The Magic of Blue
In 1865 a Belgic scientist called Delboueuf discovered that our perception of size can be tricked. When a small circle, for instance a plate, is found within another greater circle, such as another plate or the table cloth, our perception of the size of the first one can vary according to the colour and size of both circles. So, if the plate you eat in is darker, the amount of food you eat will appear to your brain to be more. Studies have shown that people who ate from blue plates ate less than those who ate from white plates. This is known as the Delboeuf illusion. The explanation of this optical illusion is found in the contrast of the colours. If you eat pasta from a white plate it is more likely that you will end up eating more than you wanted, which occurs commonly in restaurants. However eating pasta from a darker plate will help you feel more satisfied sooner. So, if you are watching the amount of food you eat try eating in darker plates such as blue.
Pale Blue vs. Dark Purple
There are some roots and even pulses and cereals that are violet or blue and therefore contain a higher nutritional value than its white counterpart. Some examples include potatoes, corn, rice and beans.
1. Blue Potatoes
Blue potatoes were first introduced to Europe from South America. Due to its amorphous shape and exotic colour, these tubers were originally thought to be poisonous and a thing of witchcraft. Later on people accepted the round, brown potato we know today. Our market still favours the perfect light brown potato, preferring to exclude the darker versions.
This is what people seem to prefer and therefore this is what supermarkets choose to sale. However, we are losing a lot of nutrition by sticking to brown potatoes. It doesn’t take more to grow and produce blue or red potatoes; the problem is that they just don’t sell as easily. Why choose the darker counterpart? Blue and red potatoes are not only rich in anthocyanins but also in carotenoids and phenolic compounds which will increase your antioxidant intake. Choosing blue or darker potatoes is likely to boost your nutrition; the only thing you would have to watch for is how you cook them.
A recent study showed that how you cook your potatoes matters. Frying them will only increase the amount of saturated fat you ingest but if you steam them the health-promoting compounds frond in raw potatoes are more likely to persist.
Blue corn gets its characteristic colour due to the presence of anthocyanins just like berries and wine. A study from the Journal of the Science of Food and Agriculture compared the nutritional content and quality of blue corn against its white counterpart. It was found that blue corn contained 7% less starch, a lower glycemic index and 20% more protein than the paler version. It’s not a surprise that their antioxidant level, owing to the content of anthocyanins, is also higher.
3. Rice and Beans
Similarly, dark blue or purple rice and beans contain higher levels of antioxidants and protein. A higher consumption of antioxidants means that the ability to neutralize free radicals is increased and cell damage is prevented which could otherwise lead to inflammation, Alzheimer’s disease, cancer and other degenerative diseases.
Try Some Blue!

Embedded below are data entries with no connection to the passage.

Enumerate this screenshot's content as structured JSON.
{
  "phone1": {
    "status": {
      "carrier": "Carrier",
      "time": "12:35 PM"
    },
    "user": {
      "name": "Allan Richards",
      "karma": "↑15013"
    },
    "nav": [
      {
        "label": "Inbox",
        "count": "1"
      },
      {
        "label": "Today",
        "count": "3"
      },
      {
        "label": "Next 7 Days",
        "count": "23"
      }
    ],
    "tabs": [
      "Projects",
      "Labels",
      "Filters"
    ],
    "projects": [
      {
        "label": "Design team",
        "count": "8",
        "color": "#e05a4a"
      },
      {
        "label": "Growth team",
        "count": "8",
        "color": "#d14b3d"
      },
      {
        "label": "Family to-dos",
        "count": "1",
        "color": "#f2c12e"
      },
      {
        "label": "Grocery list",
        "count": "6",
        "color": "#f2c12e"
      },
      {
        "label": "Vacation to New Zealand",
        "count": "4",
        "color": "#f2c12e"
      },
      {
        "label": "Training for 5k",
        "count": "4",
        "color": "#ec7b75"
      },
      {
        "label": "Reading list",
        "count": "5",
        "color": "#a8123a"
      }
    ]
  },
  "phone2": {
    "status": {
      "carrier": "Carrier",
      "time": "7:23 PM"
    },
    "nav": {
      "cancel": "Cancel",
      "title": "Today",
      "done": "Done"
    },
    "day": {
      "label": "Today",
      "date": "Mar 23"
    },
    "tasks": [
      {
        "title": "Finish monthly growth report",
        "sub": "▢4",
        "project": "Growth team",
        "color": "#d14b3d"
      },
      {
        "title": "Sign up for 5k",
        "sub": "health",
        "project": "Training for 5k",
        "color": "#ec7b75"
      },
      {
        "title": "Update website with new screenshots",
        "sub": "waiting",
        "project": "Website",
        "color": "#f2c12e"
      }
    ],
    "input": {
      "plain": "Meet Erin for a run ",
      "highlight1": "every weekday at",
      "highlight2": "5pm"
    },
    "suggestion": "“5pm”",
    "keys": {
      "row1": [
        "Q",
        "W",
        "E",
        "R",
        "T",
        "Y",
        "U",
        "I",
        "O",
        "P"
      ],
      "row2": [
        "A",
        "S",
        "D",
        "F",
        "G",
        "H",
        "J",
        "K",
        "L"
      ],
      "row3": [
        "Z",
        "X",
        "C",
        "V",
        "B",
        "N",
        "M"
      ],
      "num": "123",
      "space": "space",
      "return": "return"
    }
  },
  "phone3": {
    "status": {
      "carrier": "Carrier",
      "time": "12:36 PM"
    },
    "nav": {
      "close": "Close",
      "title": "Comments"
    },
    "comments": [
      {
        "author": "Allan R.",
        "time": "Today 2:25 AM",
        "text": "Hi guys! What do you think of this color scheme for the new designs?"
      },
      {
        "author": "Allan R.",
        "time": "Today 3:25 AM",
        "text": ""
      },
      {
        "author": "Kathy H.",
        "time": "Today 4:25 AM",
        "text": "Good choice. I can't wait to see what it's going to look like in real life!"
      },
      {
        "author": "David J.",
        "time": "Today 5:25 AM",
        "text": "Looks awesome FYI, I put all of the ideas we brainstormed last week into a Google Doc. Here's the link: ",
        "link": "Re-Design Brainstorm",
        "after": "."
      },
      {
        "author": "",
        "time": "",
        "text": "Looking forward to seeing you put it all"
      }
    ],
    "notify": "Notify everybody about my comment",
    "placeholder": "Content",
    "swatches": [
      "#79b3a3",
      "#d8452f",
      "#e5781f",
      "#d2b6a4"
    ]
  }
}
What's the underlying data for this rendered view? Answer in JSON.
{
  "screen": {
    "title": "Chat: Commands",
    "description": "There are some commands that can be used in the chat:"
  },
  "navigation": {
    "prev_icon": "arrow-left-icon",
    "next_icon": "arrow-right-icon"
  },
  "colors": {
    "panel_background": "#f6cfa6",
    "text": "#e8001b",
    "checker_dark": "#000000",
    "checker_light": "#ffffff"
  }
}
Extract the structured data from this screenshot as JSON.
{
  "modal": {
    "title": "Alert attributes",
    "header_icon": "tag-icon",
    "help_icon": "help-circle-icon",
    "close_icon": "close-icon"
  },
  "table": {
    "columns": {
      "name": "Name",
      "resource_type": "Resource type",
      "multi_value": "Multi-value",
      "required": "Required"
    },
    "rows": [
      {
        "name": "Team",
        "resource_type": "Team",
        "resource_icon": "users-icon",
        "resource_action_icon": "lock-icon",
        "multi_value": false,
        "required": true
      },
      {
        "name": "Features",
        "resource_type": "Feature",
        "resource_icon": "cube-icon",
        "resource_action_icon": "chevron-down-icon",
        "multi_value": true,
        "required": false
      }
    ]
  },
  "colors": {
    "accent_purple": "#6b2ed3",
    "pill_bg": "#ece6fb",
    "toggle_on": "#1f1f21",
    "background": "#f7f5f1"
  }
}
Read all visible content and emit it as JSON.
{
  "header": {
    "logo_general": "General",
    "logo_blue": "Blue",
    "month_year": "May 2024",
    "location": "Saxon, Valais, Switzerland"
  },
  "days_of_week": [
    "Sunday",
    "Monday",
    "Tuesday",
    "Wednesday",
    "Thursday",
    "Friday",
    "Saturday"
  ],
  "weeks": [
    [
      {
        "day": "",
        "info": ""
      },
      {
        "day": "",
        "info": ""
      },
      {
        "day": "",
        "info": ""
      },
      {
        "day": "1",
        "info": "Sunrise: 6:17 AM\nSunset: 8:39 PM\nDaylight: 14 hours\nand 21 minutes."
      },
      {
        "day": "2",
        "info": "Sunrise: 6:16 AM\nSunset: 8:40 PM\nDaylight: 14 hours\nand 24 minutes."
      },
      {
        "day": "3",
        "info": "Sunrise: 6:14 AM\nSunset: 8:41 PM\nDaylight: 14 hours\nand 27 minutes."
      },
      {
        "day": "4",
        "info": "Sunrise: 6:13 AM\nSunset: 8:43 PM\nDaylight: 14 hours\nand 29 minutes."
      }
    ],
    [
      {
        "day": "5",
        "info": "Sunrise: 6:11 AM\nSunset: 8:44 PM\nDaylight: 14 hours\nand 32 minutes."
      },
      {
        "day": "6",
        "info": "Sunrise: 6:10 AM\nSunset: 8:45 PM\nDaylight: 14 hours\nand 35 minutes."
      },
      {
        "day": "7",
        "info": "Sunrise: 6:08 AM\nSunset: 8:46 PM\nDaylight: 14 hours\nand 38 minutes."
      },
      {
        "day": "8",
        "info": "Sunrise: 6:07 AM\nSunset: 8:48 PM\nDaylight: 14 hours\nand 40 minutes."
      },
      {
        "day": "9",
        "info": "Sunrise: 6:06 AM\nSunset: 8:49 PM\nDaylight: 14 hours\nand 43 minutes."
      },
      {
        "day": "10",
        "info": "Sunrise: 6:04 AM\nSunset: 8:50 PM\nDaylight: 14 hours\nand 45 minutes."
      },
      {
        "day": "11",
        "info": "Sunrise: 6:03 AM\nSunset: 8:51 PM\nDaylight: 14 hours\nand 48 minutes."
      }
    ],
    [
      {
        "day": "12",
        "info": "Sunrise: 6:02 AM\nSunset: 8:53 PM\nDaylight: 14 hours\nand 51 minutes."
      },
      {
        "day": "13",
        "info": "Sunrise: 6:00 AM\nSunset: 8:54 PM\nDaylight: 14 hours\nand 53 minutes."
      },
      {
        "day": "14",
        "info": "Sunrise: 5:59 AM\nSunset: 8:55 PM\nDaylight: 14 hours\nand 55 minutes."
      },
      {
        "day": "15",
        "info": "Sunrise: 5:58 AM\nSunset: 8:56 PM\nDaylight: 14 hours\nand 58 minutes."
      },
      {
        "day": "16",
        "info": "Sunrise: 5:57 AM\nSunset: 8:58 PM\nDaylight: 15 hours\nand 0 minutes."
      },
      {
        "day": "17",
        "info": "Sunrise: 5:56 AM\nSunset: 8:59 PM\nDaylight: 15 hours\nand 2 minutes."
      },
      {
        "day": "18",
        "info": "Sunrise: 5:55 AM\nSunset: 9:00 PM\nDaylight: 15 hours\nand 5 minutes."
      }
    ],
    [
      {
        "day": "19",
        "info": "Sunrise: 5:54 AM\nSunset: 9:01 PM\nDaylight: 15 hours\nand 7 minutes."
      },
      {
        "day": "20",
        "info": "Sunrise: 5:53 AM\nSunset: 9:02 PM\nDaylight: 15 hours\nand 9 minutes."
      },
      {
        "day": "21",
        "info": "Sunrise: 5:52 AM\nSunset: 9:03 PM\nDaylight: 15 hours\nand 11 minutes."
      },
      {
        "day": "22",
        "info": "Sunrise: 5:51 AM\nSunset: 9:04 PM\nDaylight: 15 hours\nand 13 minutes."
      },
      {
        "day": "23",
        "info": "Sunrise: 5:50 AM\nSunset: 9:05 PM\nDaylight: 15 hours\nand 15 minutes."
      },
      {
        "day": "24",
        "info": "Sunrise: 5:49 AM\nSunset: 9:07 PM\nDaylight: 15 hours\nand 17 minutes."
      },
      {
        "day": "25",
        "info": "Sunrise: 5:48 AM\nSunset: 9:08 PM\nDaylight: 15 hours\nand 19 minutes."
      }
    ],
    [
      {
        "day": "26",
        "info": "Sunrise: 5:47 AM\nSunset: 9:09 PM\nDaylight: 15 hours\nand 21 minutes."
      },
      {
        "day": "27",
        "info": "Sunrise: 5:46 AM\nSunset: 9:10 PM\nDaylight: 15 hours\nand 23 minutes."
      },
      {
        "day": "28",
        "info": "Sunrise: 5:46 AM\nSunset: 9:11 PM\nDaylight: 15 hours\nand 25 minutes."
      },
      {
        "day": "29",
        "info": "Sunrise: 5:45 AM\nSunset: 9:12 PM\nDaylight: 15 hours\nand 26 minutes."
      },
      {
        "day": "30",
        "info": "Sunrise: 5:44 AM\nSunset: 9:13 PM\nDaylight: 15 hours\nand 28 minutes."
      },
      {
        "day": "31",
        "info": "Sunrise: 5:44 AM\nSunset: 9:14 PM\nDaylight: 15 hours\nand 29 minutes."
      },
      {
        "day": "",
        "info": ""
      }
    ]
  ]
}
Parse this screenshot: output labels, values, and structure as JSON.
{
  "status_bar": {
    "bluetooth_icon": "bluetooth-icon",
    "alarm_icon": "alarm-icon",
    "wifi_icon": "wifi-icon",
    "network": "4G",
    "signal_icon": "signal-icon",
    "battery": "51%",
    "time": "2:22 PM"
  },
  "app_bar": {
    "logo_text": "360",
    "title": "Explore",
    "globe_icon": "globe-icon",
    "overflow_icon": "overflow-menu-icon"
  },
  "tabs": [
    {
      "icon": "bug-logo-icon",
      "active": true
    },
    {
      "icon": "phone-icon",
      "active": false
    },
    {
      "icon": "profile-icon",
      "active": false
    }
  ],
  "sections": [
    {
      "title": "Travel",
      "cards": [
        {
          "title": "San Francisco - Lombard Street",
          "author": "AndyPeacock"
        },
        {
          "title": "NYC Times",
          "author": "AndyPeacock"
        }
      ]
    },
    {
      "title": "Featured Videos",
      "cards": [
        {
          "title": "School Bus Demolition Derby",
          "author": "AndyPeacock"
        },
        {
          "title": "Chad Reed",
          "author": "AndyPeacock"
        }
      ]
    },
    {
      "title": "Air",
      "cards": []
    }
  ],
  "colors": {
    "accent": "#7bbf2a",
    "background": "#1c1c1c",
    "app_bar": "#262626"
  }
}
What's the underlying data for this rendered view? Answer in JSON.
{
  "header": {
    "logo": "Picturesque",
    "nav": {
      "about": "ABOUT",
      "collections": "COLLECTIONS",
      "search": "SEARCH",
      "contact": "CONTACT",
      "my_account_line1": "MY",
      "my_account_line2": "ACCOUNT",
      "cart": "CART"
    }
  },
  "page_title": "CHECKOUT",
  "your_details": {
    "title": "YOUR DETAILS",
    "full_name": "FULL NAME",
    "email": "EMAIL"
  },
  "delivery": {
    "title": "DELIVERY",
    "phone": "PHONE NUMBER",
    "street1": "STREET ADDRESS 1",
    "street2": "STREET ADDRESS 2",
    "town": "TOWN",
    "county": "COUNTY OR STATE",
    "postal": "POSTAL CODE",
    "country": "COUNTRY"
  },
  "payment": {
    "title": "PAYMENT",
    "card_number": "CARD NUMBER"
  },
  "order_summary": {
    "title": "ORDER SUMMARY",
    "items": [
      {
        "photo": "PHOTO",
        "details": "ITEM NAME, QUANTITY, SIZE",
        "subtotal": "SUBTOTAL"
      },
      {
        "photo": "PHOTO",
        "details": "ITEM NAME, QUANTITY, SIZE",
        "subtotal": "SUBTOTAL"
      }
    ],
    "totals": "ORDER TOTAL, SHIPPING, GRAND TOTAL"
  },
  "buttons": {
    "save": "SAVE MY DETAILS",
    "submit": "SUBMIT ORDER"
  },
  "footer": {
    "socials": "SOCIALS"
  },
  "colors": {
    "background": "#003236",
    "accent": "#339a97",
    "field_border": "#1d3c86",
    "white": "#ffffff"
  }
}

One of the first senses that come into play when eating is your vision. Your eyes stimulate your salivary glands, and your gastrointestinal tract is triggered. Colour can help you eat healthier, control the amount of food you eat and generally feel healthy — and blue is an equally important colour to have on your plate. For higher nutrient and antioxidant power, choose foods with a darker colour. Give variety to your meals and experiment for a healthier you.